[What to produce]: Read the listing below and copy out each line where the word "Настройка" occurs.

[Records provided]:
────────────────────

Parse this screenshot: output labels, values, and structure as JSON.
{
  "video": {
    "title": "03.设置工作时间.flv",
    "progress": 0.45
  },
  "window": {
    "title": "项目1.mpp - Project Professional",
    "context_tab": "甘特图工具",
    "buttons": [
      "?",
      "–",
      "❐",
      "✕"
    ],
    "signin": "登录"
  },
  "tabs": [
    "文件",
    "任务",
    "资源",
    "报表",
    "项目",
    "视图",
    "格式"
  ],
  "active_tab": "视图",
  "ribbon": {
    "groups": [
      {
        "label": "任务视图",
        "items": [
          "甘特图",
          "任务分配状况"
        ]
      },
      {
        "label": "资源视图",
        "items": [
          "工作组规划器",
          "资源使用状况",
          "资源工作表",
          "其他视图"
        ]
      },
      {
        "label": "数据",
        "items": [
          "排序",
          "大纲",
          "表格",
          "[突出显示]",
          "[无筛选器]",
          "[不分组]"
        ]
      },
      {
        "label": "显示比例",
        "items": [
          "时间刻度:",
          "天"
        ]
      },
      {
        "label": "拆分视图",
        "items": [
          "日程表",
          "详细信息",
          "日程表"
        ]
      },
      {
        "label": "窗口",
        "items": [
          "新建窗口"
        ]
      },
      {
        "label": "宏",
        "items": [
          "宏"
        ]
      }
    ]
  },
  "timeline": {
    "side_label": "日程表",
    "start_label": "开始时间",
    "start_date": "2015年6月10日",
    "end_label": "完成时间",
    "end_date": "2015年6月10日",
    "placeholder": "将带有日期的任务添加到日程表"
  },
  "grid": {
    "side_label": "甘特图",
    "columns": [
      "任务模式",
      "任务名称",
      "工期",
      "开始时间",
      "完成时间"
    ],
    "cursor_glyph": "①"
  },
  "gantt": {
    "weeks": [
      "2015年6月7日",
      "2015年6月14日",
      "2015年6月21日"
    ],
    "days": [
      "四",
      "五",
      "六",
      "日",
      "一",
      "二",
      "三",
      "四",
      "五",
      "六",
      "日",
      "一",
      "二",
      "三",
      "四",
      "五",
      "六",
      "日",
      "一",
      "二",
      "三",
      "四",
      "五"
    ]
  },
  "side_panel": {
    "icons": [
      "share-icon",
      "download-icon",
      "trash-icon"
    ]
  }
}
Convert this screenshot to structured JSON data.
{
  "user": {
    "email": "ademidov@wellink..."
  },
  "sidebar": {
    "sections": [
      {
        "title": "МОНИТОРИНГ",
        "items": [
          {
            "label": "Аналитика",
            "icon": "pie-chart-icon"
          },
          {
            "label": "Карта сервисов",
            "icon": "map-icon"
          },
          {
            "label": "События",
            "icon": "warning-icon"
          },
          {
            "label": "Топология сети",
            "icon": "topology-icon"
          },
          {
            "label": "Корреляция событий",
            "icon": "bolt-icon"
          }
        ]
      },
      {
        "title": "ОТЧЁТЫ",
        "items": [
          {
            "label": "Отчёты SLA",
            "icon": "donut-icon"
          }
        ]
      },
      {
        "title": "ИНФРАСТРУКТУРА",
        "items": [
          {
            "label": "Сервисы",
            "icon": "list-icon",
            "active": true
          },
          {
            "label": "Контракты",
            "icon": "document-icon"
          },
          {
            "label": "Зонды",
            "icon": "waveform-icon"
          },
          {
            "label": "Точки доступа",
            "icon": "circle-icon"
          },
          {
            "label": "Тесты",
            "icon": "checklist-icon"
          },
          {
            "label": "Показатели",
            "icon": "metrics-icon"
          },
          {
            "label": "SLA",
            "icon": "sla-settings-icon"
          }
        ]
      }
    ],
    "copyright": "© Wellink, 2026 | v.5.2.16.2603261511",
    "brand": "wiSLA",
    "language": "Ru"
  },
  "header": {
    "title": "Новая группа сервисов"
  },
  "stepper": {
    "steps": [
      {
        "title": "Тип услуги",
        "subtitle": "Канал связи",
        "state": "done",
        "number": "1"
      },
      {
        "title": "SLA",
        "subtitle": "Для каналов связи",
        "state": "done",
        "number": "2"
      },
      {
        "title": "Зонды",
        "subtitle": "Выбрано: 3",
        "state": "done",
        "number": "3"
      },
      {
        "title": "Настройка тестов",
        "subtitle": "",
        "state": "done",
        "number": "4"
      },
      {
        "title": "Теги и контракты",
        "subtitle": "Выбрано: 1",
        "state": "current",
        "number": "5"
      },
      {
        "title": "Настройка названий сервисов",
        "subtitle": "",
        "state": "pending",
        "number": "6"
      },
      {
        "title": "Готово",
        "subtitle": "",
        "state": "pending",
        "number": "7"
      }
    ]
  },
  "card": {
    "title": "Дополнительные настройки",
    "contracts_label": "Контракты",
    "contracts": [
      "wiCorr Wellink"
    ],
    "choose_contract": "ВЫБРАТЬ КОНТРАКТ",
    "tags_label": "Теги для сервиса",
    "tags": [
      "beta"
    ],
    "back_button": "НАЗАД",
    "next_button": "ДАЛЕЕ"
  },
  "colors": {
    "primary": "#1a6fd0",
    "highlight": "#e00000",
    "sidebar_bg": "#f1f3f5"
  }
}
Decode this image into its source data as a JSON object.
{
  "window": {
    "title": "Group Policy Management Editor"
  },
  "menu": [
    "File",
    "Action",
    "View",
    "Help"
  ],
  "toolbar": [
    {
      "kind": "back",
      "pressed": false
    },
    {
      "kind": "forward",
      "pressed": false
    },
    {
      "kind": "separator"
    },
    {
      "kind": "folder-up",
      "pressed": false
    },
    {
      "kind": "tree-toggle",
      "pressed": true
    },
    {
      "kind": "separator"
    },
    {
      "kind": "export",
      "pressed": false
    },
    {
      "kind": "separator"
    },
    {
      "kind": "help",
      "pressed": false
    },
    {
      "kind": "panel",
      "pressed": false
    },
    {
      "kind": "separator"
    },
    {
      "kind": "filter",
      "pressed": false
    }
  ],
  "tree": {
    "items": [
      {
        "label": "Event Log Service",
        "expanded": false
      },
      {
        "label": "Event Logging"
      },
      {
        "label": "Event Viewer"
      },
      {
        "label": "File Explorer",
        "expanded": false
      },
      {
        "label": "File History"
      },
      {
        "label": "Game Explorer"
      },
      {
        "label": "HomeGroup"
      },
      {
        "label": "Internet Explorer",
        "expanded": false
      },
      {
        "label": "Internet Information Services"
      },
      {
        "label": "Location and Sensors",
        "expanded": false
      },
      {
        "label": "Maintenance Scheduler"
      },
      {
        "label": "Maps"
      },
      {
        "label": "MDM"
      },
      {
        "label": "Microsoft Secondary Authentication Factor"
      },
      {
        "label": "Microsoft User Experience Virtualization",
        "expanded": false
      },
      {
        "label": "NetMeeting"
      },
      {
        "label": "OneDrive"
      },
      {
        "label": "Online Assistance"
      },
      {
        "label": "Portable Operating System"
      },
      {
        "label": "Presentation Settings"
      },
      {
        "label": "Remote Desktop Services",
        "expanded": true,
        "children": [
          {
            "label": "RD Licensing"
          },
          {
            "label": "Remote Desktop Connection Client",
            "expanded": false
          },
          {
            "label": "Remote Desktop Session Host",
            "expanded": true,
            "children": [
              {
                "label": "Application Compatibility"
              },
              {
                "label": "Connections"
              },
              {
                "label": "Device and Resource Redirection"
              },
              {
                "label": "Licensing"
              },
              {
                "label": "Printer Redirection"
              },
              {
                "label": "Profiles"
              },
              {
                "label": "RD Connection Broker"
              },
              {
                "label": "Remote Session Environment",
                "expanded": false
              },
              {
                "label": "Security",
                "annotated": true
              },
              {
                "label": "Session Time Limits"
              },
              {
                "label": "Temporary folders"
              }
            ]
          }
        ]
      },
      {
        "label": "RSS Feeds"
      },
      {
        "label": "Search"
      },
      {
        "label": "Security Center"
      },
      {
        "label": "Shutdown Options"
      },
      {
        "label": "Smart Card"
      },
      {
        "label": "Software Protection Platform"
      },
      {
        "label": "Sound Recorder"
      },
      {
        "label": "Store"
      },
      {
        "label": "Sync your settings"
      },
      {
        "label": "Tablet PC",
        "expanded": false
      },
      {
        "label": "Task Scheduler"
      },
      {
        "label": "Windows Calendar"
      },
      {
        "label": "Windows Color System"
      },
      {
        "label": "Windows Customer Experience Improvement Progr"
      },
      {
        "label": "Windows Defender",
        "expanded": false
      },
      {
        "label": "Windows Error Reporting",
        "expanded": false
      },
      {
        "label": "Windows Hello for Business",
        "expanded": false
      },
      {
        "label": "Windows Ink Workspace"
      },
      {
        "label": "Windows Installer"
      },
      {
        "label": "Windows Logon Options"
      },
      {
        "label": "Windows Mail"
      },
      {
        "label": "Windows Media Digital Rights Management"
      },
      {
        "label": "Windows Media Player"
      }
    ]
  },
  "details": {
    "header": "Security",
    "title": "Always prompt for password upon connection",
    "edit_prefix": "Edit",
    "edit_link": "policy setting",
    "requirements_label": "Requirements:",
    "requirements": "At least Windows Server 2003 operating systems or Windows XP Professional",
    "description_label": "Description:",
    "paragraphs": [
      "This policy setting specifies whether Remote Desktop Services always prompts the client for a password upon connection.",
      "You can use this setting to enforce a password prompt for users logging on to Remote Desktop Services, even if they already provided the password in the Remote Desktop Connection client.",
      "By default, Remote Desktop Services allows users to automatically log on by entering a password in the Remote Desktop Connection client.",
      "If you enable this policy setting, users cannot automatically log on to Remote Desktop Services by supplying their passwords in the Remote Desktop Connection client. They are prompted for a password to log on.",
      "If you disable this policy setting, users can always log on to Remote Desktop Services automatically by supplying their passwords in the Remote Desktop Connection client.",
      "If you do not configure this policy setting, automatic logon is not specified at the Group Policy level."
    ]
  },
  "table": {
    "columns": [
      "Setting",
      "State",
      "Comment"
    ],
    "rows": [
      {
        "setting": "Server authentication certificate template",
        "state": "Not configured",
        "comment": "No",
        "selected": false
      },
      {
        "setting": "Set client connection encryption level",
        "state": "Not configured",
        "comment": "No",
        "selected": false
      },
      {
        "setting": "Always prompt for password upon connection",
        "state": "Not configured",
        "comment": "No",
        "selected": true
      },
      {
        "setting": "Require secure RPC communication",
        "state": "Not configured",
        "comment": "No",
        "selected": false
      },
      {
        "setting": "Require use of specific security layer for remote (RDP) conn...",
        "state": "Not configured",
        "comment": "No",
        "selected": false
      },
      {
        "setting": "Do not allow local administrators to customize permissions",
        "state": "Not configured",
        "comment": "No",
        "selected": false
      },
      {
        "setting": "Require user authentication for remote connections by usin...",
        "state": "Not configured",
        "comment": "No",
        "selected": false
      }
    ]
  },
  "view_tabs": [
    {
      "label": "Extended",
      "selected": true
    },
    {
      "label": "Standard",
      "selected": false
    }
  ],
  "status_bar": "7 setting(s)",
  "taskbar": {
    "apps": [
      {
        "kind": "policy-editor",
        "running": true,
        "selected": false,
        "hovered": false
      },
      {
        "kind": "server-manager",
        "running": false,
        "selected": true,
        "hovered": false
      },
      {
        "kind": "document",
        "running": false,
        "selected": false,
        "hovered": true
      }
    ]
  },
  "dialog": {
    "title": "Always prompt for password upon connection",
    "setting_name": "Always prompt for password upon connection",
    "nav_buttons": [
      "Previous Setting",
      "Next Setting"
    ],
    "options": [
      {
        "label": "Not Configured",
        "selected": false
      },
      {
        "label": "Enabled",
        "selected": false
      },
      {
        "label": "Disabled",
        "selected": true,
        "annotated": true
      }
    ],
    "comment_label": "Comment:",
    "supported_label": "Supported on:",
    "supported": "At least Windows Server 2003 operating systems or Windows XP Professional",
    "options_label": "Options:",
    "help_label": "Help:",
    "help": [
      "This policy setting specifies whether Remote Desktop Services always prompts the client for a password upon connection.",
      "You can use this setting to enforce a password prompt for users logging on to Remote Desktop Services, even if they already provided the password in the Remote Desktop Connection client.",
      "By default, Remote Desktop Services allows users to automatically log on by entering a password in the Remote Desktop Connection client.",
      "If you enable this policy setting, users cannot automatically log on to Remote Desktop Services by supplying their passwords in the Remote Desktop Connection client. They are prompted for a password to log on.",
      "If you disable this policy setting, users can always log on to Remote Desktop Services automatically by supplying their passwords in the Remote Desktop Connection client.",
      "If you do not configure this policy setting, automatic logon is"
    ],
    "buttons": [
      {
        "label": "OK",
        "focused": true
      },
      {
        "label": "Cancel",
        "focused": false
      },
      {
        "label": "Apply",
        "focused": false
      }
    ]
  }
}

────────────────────

[Solution]:
        "title": "Настройка тестов",
        "title": "Настройка названий сервисов",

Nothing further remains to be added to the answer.